The other side provides expert “disclosures” that are so vague and generic that they provide no substantive information about what the bases for the expert’s opinions (or even the opinions themselves) are?
So do we.
So we’re glad to call your attention to the recent decision in Ingram v. Novartis Pharmaceuticals Corp., ___ F.R.D. ___, 2012 WL 2354451 (W.D. Okla. Jun. 19, 2012), where the court slammed the practice and granted a defense motion to compel “disclosures” that were worthy of that description.
Ingram was another Aredia/Zometa case. Instead of complying with the expert disclosure provisions in Rule 26 (that’s Rule 26(a)(2)(B) for retained experts and 26(a)(2)(c) for non-retained (usually treating physician) experts), the plaintiff submitted boilerplate, identical in each instance that: (1) each retained expert would testify in accordance with prior depositions and their reports; and (2) each non-retained expert would testify in accordance with medical records and depositions. Ingram, 2012 WL 2354451, at *1.
Wow, that’s helpful.
So the defense moves to compel, because such generic garbage blatantly disregarded what Rule 26 disclosures are intended to accomplish. Fortunately, the court agreed. As to the retained experts, the court held:
While . . . there may be some logical and practical appeal to plaintiff’s mere incorporation of these experts’ previous reports or testimony in other venues, the court ultimately concludes that this practice fails to comply with Rule 26’s clear terms requiring written disclosures of expert testimony. For retained experts, the written report itself must contain, among other things, a complete statement of all opinions the witness will express and the basis and reasons for them. The court finds that reference to other testimony, without providing the complete statement of opinions and basis therefor in a self-contained document is not only insufficient under Rule 26, but is unworkable. The court is not aware of any local practice that would replace this clear requirement of a written report for retained experts, particularly over another party’s objection. In considering this matter, the court agrees with defendant that to allow such a broad designation would require not only the defendant, but also potentially the court, to review and evaluate the previous trial, deposition, and hearing transcripts involving these witnesses in an attempt to learn the basis of the testimony of the named witnesses to see if it conforms to their testimony in this case. However, the burden of designation is on the plaintiff, not the defendant or the court.
Ingram, 2012 WL 2354451, at *2 (emphasis added).
As to non-retained experts, the court held essentially the same thing:
[E]xpert witnesses who are not required to give written reports must nevertheless provide disclosures which must include the subject matter on which the witness is expected to present evidence. The disclosure must also state a summary of the facts and opinions to which the witness is expected to testify. Again, mere reference to unspecified testimony is insufficient under this standard. Therefore, the court also finds that it would be appropriate for plaintiff to provide a proper disclosure of the expected testimony,

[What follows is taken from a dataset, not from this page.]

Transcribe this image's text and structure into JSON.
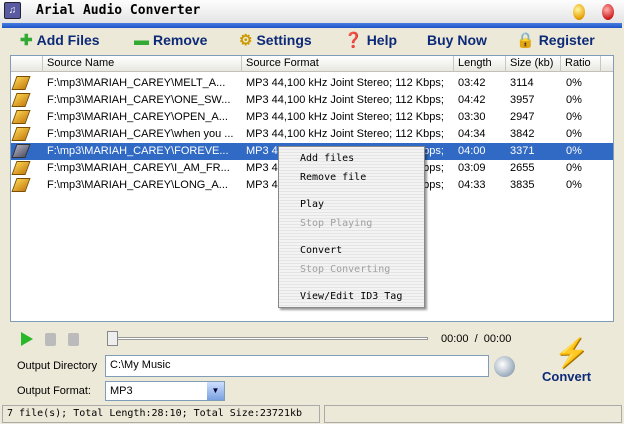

While the Ingram opinion isn’t very long, it concerns a recurrent issue that can use the explication. Therefore, we (and maybe others) sought its publication, which we’re pleased to say will happen.
Congrats again to Joe Hollingsworth and his crew – this time for successfully grappling with a problem common to all of us.